#### Task instructions
Identify every line in the records below that contains the word "Display", and reproduce each one.

[[ Excerpted records open ]]

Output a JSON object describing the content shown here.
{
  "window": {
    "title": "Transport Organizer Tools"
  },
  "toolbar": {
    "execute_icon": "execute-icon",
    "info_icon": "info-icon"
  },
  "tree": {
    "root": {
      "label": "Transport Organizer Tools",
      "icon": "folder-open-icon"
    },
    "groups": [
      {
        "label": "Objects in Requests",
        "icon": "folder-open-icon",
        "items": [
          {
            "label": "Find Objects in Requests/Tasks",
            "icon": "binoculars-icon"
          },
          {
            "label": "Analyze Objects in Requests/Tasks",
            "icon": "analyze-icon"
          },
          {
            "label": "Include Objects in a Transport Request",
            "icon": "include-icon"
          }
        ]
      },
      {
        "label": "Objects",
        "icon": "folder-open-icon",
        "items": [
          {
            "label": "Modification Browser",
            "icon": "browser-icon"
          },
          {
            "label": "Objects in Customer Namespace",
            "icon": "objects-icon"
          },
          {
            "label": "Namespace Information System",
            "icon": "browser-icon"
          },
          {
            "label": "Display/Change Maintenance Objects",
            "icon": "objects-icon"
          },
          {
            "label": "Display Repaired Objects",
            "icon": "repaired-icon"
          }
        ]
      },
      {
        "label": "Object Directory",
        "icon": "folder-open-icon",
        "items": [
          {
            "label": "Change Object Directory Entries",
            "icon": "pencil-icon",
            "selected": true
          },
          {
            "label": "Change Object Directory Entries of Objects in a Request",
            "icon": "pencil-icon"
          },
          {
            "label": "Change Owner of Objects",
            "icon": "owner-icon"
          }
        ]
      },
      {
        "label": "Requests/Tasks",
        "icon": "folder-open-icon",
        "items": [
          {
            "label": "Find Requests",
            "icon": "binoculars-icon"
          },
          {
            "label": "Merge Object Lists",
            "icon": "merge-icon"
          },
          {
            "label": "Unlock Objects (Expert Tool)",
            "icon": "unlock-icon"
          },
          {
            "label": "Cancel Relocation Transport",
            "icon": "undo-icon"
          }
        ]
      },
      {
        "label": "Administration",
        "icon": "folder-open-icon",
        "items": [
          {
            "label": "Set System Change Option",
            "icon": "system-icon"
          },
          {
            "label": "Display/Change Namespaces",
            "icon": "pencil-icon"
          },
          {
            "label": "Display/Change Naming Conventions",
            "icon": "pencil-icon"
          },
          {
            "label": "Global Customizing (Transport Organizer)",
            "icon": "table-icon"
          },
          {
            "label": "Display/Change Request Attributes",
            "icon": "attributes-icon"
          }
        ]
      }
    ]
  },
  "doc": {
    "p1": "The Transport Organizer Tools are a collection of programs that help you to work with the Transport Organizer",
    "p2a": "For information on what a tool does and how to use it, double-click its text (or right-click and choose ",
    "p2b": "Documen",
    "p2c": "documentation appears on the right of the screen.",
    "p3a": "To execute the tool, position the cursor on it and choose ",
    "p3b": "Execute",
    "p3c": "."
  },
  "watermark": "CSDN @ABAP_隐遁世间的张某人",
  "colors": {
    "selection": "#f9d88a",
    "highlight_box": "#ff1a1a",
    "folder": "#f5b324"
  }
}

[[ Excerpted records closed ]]

#### Task output
            "label": "Display/Change Maintenance Objects",
            "label": "Display Repaired Objects",
            "label": "Display/Change Namespaces",
            "label": "Display/Change Naming Conventions",
            "label": "Display/Change Request Attributes",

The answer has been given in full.